Visitors tour the Yad Vashem Holocaust Memorial museum in Jerusalem, on International Holocaust Day 2017 (Photo: Hadas Parush/Flash90)

Around the world on Friday, January 27, from the UN to Israel and beyond, communities are marking International Holocaust Remembrance Day to remember the 6 million Jews and some 2 million Christians, Roma (Gypsies) and disabled people who were systematically executed at the hands of the Nazis.

The international day marks the liberation of the concentration camps Auschwitz and Birkenau in Poland in 1945. Israel commemorates the Holocaust, Yom HaShoah, according to the Jewish calendar on the 27th of Nisan, eight days before Yom Ha’atzma’ut, Israeli Independence Day. The timing partially coincides with the uprising of the Warsaw ghetto on April 19, 1943.
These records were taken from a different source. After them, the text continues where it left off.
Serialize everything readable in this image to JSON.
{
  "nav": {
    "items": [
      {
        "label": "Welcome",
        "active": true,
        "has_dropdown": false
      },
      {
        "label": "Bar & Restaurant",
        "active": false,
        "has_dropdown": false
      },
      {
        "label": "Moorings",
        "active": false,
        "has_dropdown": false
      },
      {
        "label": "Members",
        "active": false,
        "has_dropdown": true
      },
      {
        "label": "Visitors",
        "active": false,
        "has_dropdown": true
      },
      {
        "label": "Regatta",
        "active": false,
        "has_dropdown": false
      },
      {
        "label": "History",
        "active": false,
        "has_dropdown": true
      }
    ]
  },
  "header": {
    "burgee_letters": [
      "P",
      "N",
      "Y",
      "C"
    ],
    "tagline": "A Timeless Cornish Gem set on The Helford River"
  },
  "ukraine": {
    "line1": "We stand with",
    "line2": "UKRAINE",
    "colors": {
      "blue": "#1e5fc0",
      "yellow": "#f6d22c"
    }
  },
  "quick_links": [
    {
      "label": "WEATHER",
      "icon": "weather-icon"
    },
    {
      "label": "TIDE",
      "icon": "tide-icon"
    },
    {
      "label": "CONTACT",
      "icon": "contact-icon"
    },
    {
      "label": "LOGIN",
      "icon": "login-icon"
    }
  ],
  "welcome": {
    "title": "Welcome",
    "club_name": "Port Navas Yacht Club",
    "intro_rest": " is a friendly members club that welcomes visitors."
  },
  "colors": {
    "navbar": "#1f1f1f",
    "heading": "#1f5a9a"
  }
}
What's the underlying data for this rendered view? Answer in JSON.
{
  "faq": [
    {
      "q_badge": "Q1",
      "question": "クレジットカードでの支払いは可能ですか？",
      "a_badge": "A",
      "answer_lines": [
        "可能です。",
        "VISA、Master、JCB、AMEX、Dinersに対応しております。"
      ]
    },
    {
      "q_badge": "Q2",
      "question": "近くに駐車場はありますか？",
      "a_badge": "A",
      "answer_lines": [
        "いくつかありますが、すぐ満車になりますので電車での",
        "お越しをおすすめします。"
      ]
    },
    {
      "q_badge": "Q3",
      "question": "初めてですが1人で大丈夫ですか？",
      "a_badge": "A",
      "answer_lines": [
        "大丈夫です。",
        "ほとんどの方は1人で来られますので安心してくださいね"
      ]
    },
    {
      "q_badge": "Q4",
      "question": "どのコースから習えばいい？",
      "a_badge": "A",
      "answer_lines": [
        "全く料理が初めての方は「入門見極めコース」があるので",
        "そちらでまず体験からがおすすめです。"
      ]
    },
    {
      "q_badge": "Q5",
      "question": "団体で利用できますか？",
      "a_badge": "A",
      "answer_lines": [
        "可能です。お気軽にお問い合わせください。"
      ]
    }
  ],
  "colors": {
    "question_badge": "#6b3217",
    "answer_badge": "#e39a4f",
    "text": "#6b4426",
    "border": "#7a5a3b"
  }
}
Prime Minister Benjamin Netanyahu addressed an international gathering yesterday at Yad Vashem Holocaust Memorial Center.
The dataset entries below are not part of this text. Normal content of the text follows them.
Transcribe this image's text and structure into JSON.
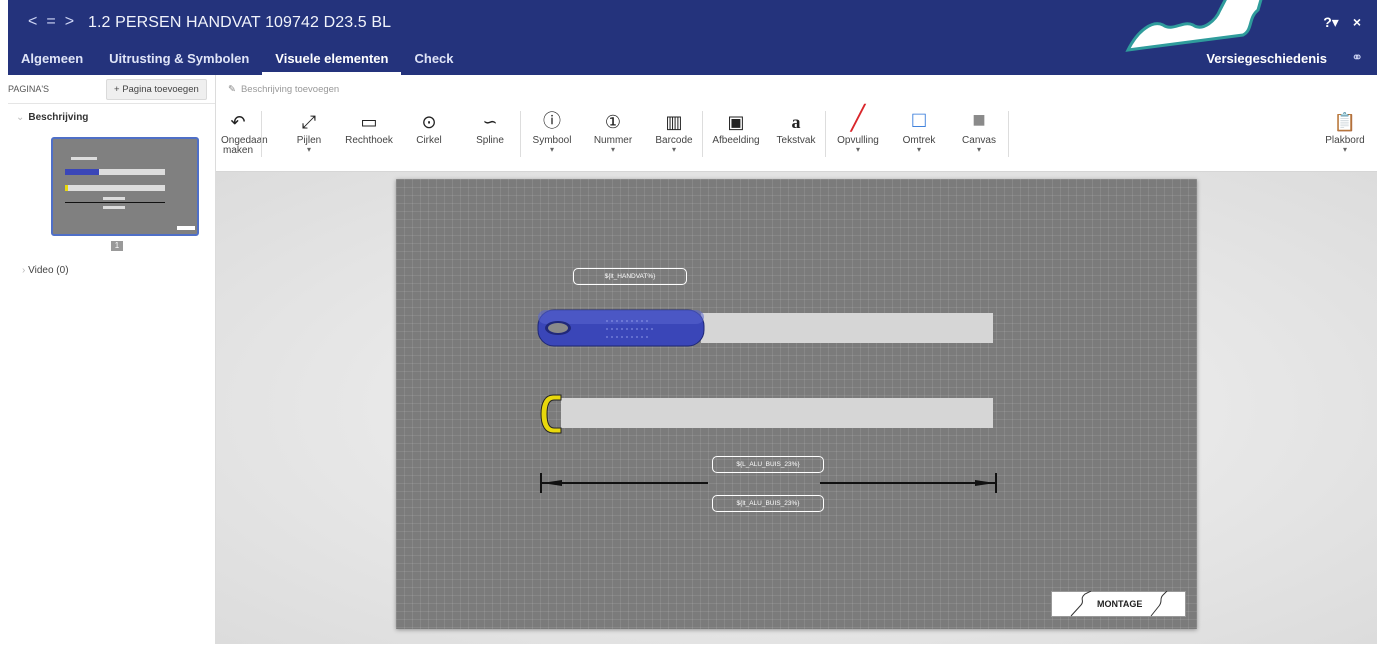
{
  "header": {
    "nav": [
      "<",
      "=",
      ">"
    ],
    "title": "1.2  PERSEN HANDVAT 109742 D23.5 BL",
    "help_icon": "question-circle-icon",
    "close_label": "×",
    "tabs": [
      {
        "label": "Algemeen"
      },
      {
        "label": "Uitrusting & Symbolen"
      },
      {
        "label": "Visuele elementen",
        "active": true
      },
      {
        "label": "Check"
      }
    ],
    "version_history": "Versiegeschiedenis",
    "accent_color": "#24337c"
  },
  "pages_panel": {
    "label": "PAGINA'S",
    "add_page": "Pagina toevoegen",
    "section": "Beschrijving",
    "page_number": "1",
    "video": "Video (0)"
  },
  "description_bar": {
    "placeholder": "Beschrijving toevoegen"
  },
  "toolbar": {
    "undo": "Ongedaan maken",
    "arrows": "Pijlen",
    "rectangle": "Rechthoek",
    "circle": "Cirkel",
    "spline": "Spline",
    "symbol": "Symbool",
    "number": "Nummer",
    "barcode": "Barcode",
    "image": "Afbeelding",
    "textbox": "Tekstvak",
    "fill": "Opvulling",
    "stroke": "Omtrek",
    "canvas": "Canvas",
    "clipboard": "Plakbord",
    "textbox_glyph": "a"
  },
  "canvas": {
    "label_handvat": "${lt_HANDVAT%}",
    "label_alu_1": "${L_ALU_BUIS_23%}",
    "label_alu_2": "${lt_ALU_BUIS_23%}",
    "montage": "MONTAGE",
    "colors": {
      "handle": "#3a46b8",
      "cap": "#e8d80c",
      "tube": "#d6d6d6",
      "canvas": "#7b7b7b"
    }
  }
}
“In a few short years, 6 million of our people were wiped away, literally incinerated. And the forces of evil had built an industry of mass murder,” he said. “So, as we remember the victims, and this crime, we must never forget the roots of our greatest disaster – the insatiable hatred for the Jewish people. This hatred culminated in murder, but it began with intolerance.”

He warned that the anti-semitism which drove the Holocaust still exists and is getting stronger in some places.

“The Holocaust, thank God, is behind us, but the hatred and intolerance that drove it is not. Anti-Semitism, which is the world’s oldest hatred, is experiencing a revival in the enlightened West, you can see this in European capitals, just unbelievable. The rise of anti-Semitism, the resurgence of anti-Semitism that is happening, and few would have imagined that this would be possible a few years ago.”

Iran, however, remains Israel’s greatest danger, the prime minister said.

“I want you to think about a regime that openly declared its intention to eliminate every black person, every gay person, every European. I think the entire world would be outraged, and rightly so,” he said. “But when a regime merely calls to wipe out every Israeli – which is what they say day in day out, their most prominent leaders, they say it – what do we encounter? A deafening silence.”

Netanyahu said that he has spoken with U.S. President Donald Trump about “Iranian aggression” and the regime’s commitment to destroy the Jewish state.

“We cannot and will not be silent in the face of Iran’s stated aim of destroying Israel,” he said.

Israel isn’t just battling a regime calling for its destruction, but a growing movement of Holocaust deniers. Internet search giant Google has come under fire for searches about the Holocaust that instead turned up neo-Nazi Holocaust denial websites. Google claimed it tweaked its algorithm in order that the first item in response to “Did the Holocaust…” is not a neo-Nazi denying the Holocaust.

But claims that “the services of the biggest company in the world are still, in effect, helping neo-Nazis spread their propaganda.”